Since the introduction of the Windows 10 Creators Update last year, Microsoft has been running the feature update through previews. With the Creators Update dropping in a few weeks, Microsoft has detailed the changes made to Windows Defender Advanced Threat Protection (ATP) through recent preview builds.
With the Creators Update, ATP will get its most generous update so far. Sagiv explains that Microsoft has listened to its customers and understands the responsibility of keeping organizations safe.
We’re diligently tracking advances in sophisticated attacks, and listening to feedback from our Windows Defender ATP customers. We leverage our cloud service to continuously introduce new features, and are adding major enhancements to the OS-integrated sensor technologies in the Windows Creators Update.
You can register for Creators Update trial to experience the new capabilities yourself.
Windows Creators Update improves our OS memory and kernel sensors to enable detection of attackers who are employing in-memory and kernel-level attacks – shining a light into previously dark spaces where attackers hid from conventional detection tools.
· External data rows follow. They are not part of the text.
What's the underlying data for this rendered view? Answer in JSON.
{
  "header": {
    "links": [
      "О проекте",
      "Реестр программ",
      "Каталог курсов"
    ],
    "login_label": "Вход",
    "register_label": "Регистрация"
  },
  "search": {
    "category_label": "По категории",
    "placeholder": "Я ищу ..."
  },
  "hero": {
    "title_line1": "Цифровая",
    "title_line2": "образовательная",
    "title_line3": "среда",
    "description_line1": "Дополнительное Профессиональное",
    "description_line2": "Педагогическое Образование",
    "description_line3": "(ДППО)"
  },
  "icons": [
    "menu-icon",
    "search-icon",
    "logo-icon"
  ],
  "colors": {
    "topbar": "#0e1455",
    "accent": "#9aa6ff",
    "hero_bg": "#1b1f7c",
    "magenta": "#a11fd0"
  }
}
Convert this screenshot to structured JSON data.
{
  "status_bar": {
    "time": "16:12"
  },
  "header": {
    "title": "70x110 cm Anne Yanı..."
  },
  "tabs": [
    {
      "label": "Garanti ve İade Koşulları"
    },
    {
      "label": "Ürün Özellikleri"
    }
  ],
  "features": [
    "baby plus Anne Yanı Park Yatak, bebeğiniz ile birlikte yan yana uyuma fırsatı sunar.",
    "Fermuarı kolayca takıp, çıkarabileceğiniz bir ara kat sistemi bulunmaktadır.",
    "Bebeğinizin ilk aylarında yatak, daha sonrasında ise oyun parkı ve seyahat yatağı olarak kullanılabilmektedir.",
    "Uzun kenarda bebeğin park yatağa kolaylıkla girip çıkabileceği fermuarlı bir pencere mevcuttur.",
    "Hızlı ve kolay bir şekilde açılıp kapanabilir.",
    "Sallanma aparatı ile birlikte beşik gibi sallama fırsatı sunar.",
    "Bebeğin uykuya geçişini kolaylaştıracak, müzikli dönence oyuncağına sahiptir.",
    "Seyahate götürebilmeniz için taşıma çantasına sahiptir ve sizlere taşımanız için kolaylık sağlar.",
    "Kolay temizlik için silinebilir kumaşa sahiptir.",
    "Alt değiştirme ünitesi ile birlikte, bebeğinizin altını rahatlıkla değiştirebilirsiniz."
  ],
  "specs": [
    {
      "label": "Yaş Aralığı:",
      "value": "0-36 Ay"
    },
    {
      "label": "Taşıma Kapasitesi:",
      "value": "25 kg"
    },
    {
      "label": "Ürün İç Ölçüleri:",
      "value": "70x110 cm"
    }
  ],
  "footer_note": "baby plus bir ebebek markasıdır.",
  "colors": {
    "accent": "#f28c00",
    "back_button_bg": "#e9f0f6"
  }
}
We’ve already successfully leveraged this new technology against zero-days attacks on Windows.
We continue to upgrade our detections of ransomware and other advanced attacks, applying our behavioral and machine-learning detection library to counter changing attacks trends.
Our historical detection capability ensures new detection rules apply to up to six months of stored data to detect attacks that previously went unnoticed. Customers can also add customized detection rules or IOCs to augment the detection dictionary.
Customers asked us for a single pane of glass across the entire Windows security stack. Windows Defender Antivirus detections and Device Guard blocks are the first to surface in the Windows Defender ATP portal interleaved with Windows Defender ATP detections. The new user entity adds identity as a pivot, providing insight into actions, relationships, and alerts that span machines and allow us to track attackers moving laterally across the network.
Our alert page now includes a new process tree visualization that aggregates multiple detections and related events into a single view that helps security teams reduce the time to resolve cases by providing the information required to understand and resolve incidents without leaving the alert page.
SecOps can hunt for evidence of attacks, such as file names or hashes, IP addresses or URLs, behaviors, machines, or users. They can do this immediately by searching the organization’s cloud inventory, across all machines – and going back up to 6 months in time – even if machines are offline, have been reimaged, or no longer exist.
When detecting an attack, security teams can now take immediate action: isolate machines, ban files from the network, kill and quarantine running processes or files, or retrieve an investigation package from a machine to provide forensic evidence – with a click of a button. Because while detecting advanced attacks is important – shutting them down is even more so.